[Web page and app entries]
┌──

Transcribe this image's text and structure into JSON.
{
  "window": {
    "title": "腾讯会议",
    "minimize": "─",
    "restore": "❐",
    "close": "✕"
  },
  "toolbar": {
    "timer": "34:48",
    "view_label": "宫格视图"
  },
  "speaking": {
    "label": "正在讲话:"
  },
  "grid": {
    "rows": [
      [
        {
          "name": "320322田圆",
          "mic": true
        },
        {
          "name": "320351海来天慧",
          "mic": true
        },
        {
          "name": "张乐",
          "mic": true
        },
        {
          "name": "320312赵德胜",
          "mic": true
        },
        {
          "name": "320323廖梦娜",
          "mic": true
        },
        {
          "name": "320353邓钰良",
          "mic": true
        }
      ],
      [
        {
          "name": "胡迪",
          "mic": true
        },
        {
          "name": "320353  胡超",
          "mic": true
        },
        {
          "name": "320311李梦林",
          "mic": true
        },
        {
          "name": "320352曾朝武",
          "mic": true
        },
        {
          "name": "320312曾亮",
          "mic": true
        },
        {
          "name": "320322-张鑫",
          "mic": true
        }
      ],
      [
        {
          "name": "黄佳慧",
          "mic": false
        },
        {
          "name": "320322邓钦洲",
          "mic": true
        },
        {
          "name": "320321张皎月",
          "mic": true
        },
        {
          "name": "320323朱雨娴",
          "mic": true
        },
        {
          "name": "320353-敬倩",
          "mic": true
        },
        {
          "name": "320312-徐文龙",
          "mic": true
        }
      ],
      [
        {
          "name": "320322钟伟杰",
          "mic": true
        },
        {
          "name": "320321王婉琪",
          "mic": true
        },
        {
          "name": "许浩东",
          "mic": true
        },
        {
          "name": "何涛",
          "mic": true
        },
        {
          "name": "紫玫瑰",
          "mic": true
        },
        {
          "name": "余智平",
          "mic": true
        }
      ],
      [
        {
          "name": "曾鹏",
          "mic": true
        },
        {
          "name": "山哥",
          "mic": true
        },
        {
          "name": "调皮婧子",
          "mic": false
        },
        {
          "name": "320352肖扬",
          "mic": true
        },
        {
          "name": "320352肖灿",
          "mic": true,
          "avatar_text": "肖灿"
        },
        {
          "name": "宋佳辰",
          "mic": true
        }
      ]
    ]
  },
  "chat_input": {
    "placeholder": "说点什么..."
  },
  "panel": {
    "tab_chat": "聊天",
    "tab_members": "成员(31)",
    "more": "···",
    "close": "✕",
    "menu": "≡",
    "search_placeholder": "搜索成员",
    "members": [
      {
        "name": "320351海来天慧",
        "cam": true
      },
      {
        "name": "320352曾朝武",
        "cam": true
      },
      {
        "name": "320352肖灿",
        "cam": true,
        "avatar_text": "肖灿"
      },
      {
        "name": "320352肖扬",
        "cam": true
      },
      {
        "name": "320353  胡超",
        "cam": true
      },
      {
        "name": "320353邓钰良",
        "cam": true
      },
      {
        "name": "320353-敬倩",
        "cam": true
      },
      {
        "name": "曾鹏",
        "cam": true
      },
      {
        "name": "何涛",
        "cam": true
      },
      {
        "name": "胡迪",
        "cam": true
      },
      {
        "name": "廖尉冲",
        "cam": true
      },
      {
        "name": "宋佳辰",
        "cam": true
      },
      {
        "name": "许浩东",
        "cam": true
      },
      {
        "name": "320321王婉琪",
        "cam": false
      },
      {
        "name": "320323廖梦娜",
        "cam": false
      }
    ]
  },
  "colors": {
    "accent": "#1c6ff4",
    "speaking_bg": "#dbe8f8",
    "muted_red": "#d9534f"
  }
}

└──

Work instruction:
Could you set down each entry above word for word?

Completed exercise:
Transcribe this image's text and structure into JSON.
{
  "window": {
    "title": "腾讯会议",
    "minimize": "─",
    "restore": "❐",
    "close": "✕"
  },
  "toolbar": {
    "timer": "34:48",
    "view_label": "宫格视图"
  },
  "speaking": {
    "label": "正在讲话:"
  },
  "grid": {
    "rows": [
      [
        {
          "name": "320322田圆",
          "mic": true
        },
        {
          "name": "320351海来天慧",
          "mic": true
        },
        {
          "name": "张乐",
          "mic": true
        },
        {
          "name": "320312赵德胜",
          "mic": true
        },
        {
          "name": "320323廖梦娜",
          "mic": true
        },
        {
          "name": "320353邓钰良",
          "mic": true
        }
      ],
      [
        {
          "name": "胡迪",
          "mic": true
        },
        {
          "name": "320353  胡超",
          "mic": true
        },
        {
          "name": "320311李梦林",
          "mic": true
        },
        {
          "name": "320352曾朝武",
          "mic": true
        },
        {
          "name": "320312曾亮",
          "mic": true
        },
        {
          "name": "320322-张鑫",
          "mic": true
        }
      ],
      [
        {
          "name": "黄佳慧",
          "mic": false
        },
        {
          "name": "320322邓钦洲",
          "mic": true
        },
        {
          "name": "320321张皎月",
          "mic": true
        },
        {
          "name": "320323朱雨娴",
          "mic": true
        },
        {
          "name": "320353-敬倩",
          "mic": true
        },
        {
          "name": "320312-徐文龙",
          "mic": true
        }
      ],
      [
        {
          "name": "320322钟伟杰",
          "mic": true
        },
        {
          "name": "320321王婉琪",
          "mic": true
        },
        {
          "name": "许浩东",
          "mic": true
        },
        {
          "name": "何涛",
          "mic": true
        },
        {
          "name": "紫玫瑰",
          "mic": true
        },
        {
          "name": "余智平",
          "mic": true
        }
      ],
      [
        {
          "name": "曾鹏",
          "mic": true
        },
        {
          "name": "山哥",
          "mic": true
        },
        {
          "name": "调皮婧子",
          "mic": false
        },
        {
          "name": "320352肖扬",
          "mic": true
        },
        {
          "name": "320352肖灿",
          "mic": true,
          "avatar_text": "肖灿"
        },
        {
          "name": "宋佳辰",
          "mic": true
        }
      ]
    ]
  },
  "chat_input": {
    "placeholder": "说点什么..."
  },
  "panel": {
    "tab_chat": "聊天",
    "tab_members": "成员(31)",
    "more": "···",
    "close": "✕",
    "menu": "≡",
    "search_placeholder": "搜索成员",
    "members": [
      {
        "name": "320351海来天慧",
        "cam": true
      },
      {
        "name": "320352曾朝武",
        "cam": true
      },
      {
        "name": "320352肖灿",
        "cam": true,
        "avatar_text": "肖灿"
      },
      {
        "name": "320352肖扬",
        "cam": true
      },
      {
        "name": "320353  胡超",
        "cam": true
      },
      {
        "name": "320353邓钰良",
        "cam": true
      },
      {
        "name": "320353-敬倩",
        "cam": true
      },
      {
        "name": "曾鹏",
        "cam": true
      },
      {
        "name": "何涛",
        "cam": true
      },
      {
        "name": "胡迪",
        "cam": true
      },
      {
        "name": "廖尉冲",
        "cam": true
      },
      {
        "name": "宋佳辰",
        "cam": true
      },
      {
        "name": "许浩东",
        "cam": true
      },
      {
        "name": "320321王婉琪",
        "cam": false
      },
      {
        "name": "320323廖梦娜",
        "cam": false
      }
    ]
  },
  "colors": {
    "accent": "#1c6ff4",
    "speaking_bg": "#dbe8f8",
    "muted_red": "#d9534f"
  }
}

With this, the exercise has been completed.